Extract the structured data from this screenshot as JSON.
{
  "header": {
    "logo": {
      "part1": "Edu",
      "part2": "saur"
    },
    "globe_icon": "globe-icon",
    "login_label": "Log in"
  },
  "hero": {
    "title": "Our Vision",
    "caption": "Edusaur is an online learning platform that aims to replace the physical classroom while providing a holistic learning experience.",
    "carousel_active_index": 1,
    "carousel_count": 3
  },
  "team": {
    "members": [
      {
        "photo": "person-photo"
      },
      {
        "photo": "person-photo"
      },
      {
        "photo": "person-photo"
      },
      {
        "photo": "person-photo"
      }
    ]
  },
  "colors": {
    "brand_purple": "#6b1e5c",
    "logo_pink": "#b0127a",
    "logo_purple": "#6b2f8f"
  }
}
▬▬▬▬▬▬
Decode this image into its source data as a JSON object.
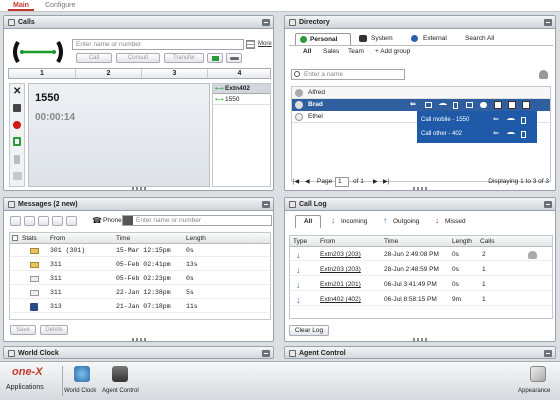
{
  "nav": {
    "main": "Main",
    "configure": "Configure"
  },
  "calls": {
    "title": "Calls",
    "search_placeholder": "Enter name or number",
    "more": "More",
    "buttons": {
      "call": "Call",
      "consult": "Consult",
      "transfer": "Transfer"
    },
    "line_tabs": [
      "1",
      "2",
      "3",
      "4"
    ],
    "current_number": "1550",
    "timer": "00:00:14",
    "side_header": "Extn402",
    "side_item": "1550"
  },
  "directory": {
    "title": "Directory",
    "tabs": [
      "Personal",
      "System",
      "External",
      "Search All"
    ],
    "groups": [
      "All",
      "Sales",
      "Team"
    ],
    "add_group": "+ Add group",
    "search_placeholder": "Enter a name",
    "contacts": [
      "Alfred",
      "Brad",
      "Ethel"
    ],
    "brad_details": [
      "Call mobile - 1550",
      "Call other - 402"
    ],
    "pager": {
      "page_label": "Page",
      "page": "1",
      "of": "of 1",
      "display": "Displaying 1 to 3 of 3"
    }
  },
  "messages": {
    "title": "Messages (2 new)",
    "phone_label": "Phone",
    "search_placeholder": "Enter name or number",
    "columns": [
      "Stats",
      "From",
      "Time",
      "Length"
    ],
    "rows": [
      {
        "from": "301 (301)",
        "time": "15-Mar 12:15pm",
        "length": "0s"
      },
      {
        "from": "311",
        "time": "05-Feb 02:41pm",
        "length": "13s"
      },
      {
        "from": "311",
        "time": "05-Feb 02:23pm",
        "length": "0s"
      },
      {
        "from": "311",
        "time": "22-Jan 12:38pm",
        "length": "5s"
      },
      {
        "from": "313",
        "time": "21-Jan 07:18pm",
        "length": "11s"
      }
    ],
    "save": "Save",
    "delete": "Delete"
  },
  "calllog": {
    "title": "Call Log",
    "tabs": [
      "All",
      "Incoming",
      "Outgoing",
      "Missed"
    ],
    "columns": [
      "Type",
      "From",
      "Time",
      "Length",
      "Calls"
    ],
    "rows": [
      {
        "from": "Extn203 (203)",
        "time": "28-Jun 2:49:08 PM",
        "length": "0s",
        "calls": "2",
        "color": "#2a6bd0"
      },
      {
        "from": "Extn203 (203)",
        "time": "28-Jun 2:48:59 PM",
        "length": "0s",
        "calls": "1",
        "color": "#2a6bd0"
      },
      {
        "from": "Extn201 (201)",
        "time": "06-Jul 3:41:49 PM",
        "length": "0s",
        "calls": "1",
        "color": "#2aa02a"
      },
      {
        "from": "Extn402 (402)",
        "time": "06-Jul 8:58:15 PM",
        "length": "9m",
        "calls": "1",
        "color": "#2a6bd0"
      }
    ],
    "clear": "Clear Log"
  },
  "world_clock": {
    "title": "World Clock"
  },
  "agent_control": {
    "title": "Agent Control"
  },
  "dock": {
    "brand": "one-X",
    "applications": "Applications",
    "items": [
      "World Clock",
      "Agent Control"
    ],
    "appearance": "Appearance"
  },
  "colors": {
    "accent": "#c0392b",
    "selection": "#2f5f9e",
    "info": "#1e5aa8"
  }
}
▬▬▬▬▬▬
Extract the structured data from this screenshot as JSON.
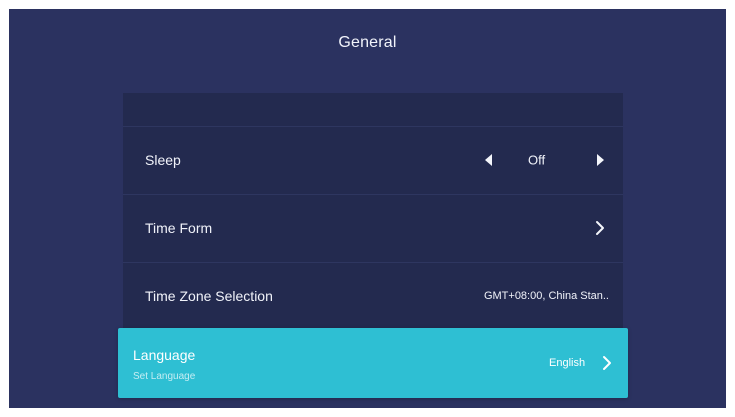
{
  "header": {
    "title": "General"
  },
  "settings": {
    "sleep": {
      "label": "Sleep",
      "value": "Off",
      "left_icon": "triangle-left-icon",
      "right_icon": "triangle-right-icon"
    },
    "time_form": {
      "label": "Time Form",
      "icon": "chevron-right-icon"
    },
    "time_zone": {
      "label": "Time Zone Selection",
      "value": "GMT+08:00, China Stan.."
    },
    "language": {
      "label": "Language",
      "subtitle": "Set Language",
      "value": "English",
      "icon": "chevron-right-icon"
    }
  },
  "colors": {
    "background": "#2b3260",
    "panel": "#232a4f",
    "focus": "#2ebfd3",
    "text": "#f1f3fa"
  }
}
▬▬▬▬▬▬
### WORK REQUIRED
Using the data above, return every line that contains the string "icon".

### WRITTEN RESPONSE
    "globe_icon": "globe-icon",
      "left_icon": "triangle-left-icon",
      "right_icon": "triangle-right-icon"
      "icon": "chevron-right-icon"
      "icon": "chevron-right-icon"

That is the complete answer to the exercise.